Dataset rows describing interfaces
*** Block opens ***

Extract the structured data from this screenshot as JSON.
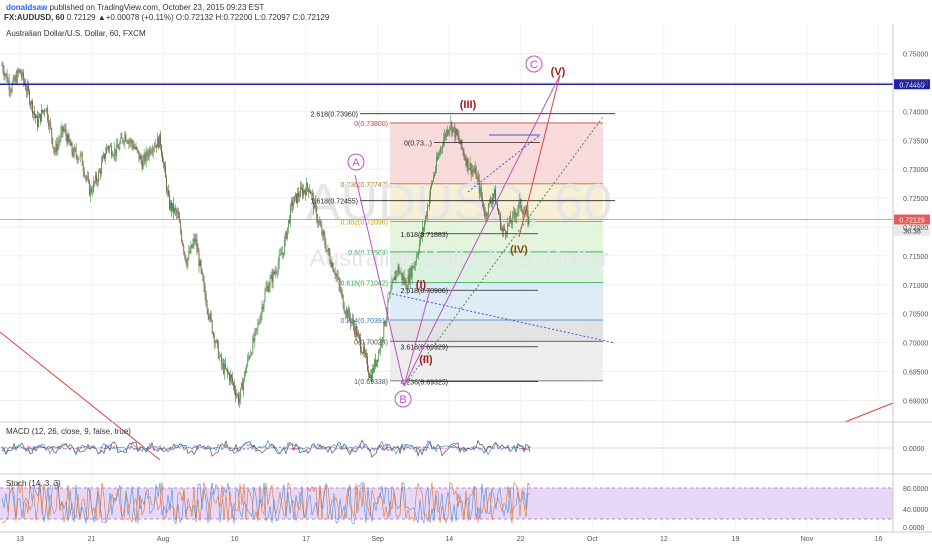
{
  "header": {
    "author": "donaldsaw",
    "published": "published on TradingView.com, October 23, 2015 09:23 EST",
    "symbol": "FX:AUDUSD, 60",
    "quote": "0.72129 ▲+0.00078 (+0.11%) O:0.72132 H:0.72200 L:0.72097 C:0.72129"
  },
  "chart_data": {
    "type": "line",
    "title": "Australian Dollar/U.S. Dollar, 60, FXCM",
    "watermark_line1": "AUDUSD, 60",
    "watermark_line2": "Australian Dollar/U.S. Dollar",
    "ylim": [
      0.688,
      0.752
    ],
    "y_ticks": [
      "0.75000",
      "0.74500",
      "0.74000",
      "0.73500",
      "0.73000",
      "0.72500",
      "0.72000",
      "0.71500",
      "0.71000",
      "0.70500",
      "0.70000",
      "0.69500",
      "0.69000"
    ],
    "x_ticks": [
      "13",
      "21",
      "Aug",
      "10",
      "17",
      "Sep",
      "14",
      "22",
      "Oct",
      "12",
      "19",
      "Nov",
      "16"
    ],
    "price_series_anchors": [
      0.748,
      0.744,
      0.747,
      0.743,
      0.738,
      0.741,
      0.733,
      0.737,
      0.733,
      0.732,
      0.726,
      0.729,
      0.734,
      0.733,
      0.736,
      0.734,
      0.731,
      0.734,
      0.735,
      0.724,
      0.722,
      0.714,
      0.718,
      0.709,
      0.702,
      0.696,
      0.694,
      0.69,
      0.697,
      0.702,
      0.709,
      0.712,
      0.716,
      0.724,
      0.726,
      0.727,
      0.721,
      0.716,
      0.712,
      0.706,
      0.703,
      0.699,
      0.694,
      0.699,
      0.707,
      0.713,
      0.71,
      0.714,
      0.72,
      0.728,
      0.734,
      0.738,
      0.735,
      0.731,
      0.729,
      0.722,
      0.726,
      0.719,
      0.721,
      0.724,
      0.721
    ],
    "horizontal_levels": [
      {
        "price": 0.74469,
        "label": "0.74469",
        "color": "#1e22aa"
      },
      {
        "price": 0.72129,
        "label": "0.72129",
        "color": "#e35d5b"
      }
    ],
    "last_price_label": "0.72129",
    "timer_label": "36:38",
    "fib_retracement": [
      {
        "label": "0(0.73800)",
        "price": 0.738
      },
      {
        "label": "0.236(0.72747)",
        "price": 0.72747
      },
      {
        "label": "0.382(0.72096)",
        "price": 0.72096
      },
      {
        "label": "0.5(0.71569)",
        "price": 0.71569
      },
      {
        "label": "0.618(0.71042)",
        "price": 0.71042
      },
      {
        "label": "0.764(0.70391)",
        "price": 0.70391
      },
      {
        "label": "0(0.70023)",
        "price": 0.70023
      },
      {
        "label": "1(0.69338)",
        "price": 0.69338
      }
    ],
    "fib_extensions": [
      {
        "label": "2.618(0.73960)",
        "price": 0.7396
      },
      {
        "label": "1.618(0.72455)",
        "price": 0.72455
      },
      {
        "label": "0(0.73...)",
        "price": 0.7346
      },
      {
        "label": "1.618(0.71883)",
        "price": 0.71883
      },
      {
        "label": "2.618(0.70906)",
        "price": 0.70906
      },
      {
        "label": "3.618(0.69929)",
        "price": 0.69929
      },
      {
        "label": "4.236(0.69325)",
        "price": 0.69325
      }
    ],
    "wave_labels": [
      {
        "text": "A",
        "color": "#c34fc9",
        "circled": true
      },
      {
        "text": "B",
        "color": "#c34fc9",
        "circled": true
      },
      {
        "text": "C",
        "color": "#c34fc9",
        "circled": true
      },
      {
        "text": "(I)",
        "color": "#a61c1c"
      },
      {
        "text": "(II)",
        "color": "#a61c1c"
      },
      {
        "text": "(III)",
        "color": "#a61c1c"
      },
      {
        "text": "(IV)",
        "color": "#8a4b08"
      },
      {
        "text": "(V)",
        "color": "#a61c1c"
      }
    ],
    "macd": {
      "label": "MACD (12, 26, close, 9, false, true)",
      "y_ticks": [
        "0.0000"
      ]
    },
    "stoch": {
      "label": "Stoch (14, 3, 3)",
      "y_ticks": [
        "80.0000",
        "40.0000",
        "0.0000"
      ]
    }
  }
}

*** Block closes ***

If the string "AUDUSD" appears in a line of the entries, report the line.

    "symbol": "FX:AUDUSD, 60",
    "watermark_line1": "AUDUSD, 60",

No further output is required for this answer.